Being compelled to enter the bubble is an expression of our powerlessness. When it bursts, as it inevitably did, we felt the unmanageability as we crashed to the ground. The unmanageability was profound because our escapes into the bubble had prevented us from facing reality and learning the lessons necessary to effectively cope with life.
What is Sex and Love coda?
SLAA believes that sex and love obsession is an illness, a progressive illness which cannot be cured, but which – like many illnesses – can be arrested. It may take several forms – including (but not limited to) a compulsive need for sex, extreme dependency on one person (or many) and/or a chronic preoccupation with romance, intrigue or fantasy. An obsessive/compulsive pattern, either sexual or emotional (or both) exists in which relationships or sexual activities have become increasingly destructive to career, family and sense of self-respect. Sex and love obsessions always leads to worse and worse consequences if it continues unchecked.
Before coming to SLAA many people suffering the obsessive grip of sex and love issues think of themselves as social outcasts, perverts or just plain ‘weak-willed’. Still others feel they have only been pursuing what is ‘due’ or ‘owed’ them. They feel entitled to self-indulge. The SLAA theory is that these people are sick people who can recover if they will follow a simple programme which has proven successful for scores of other men and women with the same illness.

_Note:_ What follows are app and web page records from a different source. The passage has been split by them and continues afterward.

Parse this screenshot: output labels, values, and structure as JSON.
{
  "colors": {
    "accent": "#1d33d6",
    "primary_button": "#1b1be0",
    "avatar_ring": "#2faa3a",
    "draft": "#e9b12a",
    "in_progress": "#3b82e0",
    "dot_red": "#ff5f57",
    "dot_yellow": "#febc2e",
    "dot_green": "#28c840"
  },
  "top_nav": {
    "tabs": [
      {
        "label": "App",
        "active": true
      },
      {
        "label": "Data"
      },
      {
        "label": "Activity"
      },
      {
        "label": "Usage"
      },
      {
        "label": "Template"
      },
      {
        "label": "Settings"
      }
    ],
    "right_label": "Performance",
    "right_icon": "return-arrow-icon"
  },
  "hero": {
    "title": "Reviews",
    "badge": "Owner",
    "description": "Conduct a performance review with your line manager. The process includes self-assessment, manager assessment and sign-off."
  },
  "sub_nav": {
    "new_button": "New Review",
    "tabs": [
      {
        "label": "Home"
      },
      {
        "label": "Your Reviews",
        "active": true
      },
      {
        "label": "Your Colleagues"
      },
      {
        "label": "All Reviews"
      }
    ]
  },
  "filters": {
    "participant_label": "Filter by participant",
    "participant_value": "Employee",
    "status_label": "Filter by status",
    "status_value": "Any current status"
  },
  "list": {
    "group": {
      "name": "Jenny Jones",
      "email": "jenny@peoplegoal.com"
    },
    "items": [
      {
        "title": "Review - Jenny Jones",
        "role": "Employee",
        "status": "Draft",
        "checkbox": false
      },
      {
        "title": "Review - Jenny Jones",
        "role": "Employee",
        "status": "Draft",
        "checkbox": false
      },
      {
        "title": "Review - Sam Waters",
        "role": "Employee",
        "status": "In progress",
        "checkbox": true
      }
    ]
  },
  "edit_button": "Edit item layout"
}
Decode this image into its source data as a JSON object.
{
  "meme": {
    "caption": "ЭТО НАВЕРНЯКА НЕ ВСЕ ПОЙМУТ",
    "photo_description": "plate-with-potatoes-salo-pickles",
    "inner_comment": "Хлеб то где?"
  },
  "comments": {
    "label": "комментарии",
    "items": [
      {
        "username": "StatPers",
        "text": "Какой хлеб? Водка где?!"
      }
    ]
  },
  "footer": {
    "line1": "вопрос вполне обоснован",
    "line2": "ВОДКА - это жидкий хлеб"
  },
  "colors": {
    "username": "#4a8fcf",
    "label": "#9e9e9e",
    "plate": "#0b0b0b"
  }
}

The Disease Process of Co-dependence
Co-dependence is a disease of immaturity caused by childhood trauma. Co-dependents are immature or childish to such a degree that the condition hampers their life. A disease process, according to Diland’s Medical Dictionary, is a “definite morbid process having a characteristic chain of symptoms. It may affect the whole body or any of the parts, and its etiology (or cause), pathology, and prognosis may be known or unknown.” I call the chain of symptoms that characterizes co-dependence the core or primary symptoms, and they describe how co-dependents are unable to be in a healthy relationship with themselves. These are the primary, or core symptoms of co-dependence:
- Difficulty experiencing appropriate levels of self-esteem, that is to say, difficulty loving the self.
- Difficulty setting functional boundaries with other people, that is to say, difficulty protecting oneself.
- Difficulty owning one’s own reality appropriately, that is to say, difficulty identifying who one is and knowing how to share that appropriately with others.
- Difficulty addressing interdependently one’s adult needs and wants, that is to say, difficulty with self-care.
- Difficulty experiencing and expressing one’s reality in moderation, that is to say, difficulty being appropriate for one’s age and various circumstances.
In addition to these, there are also five secondary symptoms that reflect how co-dependents think other people’s behaviour is the reason they are unable to be in healthy relationships. The inaccurate thinking represented by these secondary symptoms creates problems in a co-dependent’s relationships with others, but these symptoms stem from the core problem, which is the bruised relationship with the self. These five symptoms are 1) negative control 2) resentment 3) impaired spirituality 4) addictions or mental or physical illness and 5) difficulty with intimacy.
For more help working on sex, love and codependent issues that often result in depression and acting out, mail or call 0824424779. We are here to help with our retreat courses and programs.